------ Provided data
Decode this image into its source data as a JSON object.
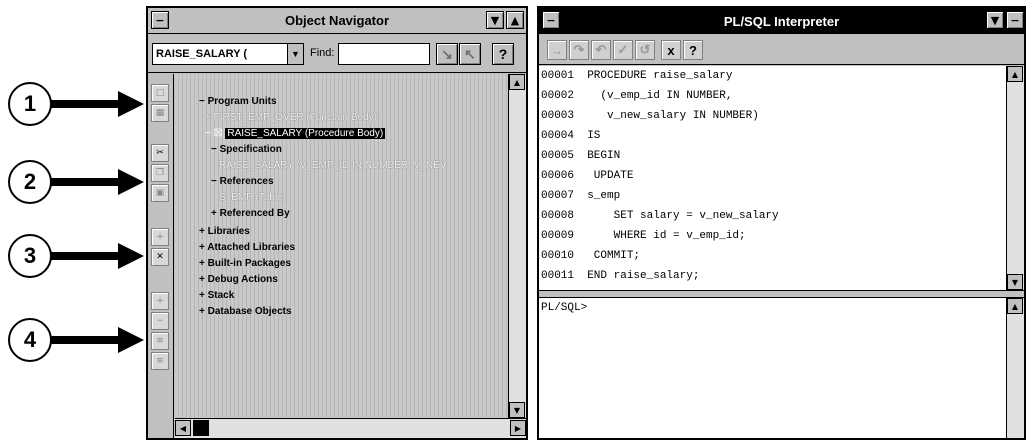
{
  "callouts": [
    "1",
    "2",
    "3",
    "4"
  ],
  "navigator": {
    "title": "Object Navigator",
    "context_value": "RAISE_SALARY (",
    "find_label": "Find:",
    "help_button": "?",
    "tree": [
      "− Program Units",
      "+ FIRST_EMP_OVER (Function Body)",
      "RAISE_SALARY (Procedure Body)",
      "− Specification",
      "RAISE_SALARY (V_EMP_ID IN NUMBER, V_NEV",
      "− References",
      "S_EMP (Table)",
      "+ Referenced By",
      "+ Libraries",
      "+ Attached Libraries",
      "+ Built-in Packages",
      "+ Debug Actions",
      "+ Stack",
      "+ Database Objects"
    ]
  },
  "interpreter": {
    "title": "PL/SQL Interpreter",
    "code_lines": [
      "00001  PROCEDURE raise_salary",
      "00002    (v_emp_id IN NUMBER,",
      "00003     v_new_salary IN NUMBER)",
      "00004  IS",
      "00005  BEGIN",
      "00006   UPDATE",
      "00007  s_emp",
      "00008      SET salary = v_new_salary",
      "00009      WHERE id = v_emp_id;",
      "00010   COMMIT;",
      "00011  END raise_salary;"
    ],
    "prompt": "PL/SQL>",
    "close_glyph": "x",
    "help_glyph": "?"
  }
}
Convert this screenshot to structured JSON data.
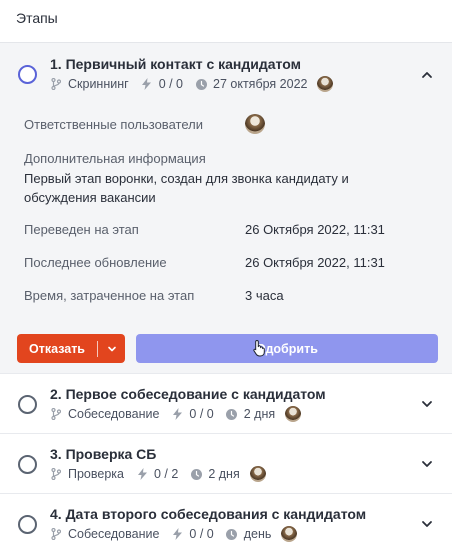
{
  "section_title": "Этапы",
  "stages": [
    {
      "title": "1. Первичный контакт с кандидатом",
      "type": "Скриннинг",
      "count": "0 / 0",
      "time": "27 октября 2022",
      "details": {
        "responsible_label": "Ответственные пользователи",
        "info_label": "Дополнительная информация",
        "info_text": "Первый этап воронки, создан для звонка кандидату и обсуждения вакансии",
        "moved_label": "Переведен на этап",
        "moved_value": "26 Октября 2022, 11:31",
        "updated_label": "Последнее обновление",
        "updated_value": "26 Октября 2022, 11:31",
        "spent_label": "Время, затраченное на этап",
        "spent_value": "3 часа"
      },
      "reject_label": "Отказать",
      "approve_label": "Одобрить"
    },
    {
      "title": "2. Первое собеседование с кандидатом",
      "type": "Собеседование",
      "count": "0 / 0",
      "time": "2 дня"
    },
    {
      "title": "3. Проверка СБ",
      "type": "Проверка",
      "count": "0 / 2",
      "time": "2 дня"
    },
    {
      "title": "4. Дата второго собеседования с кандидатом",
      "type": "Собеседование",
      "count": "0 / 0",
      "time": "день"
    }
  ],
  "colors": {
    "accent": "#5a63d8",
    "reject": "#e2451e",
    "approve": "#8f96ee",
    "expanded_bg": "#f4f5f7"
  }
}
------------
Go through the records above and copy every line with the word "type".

Exercise solution ->
      "type": "Скриннинг",
      "type": "Собеседование",
      "type": "Проверка",
      "type": "Собеседование",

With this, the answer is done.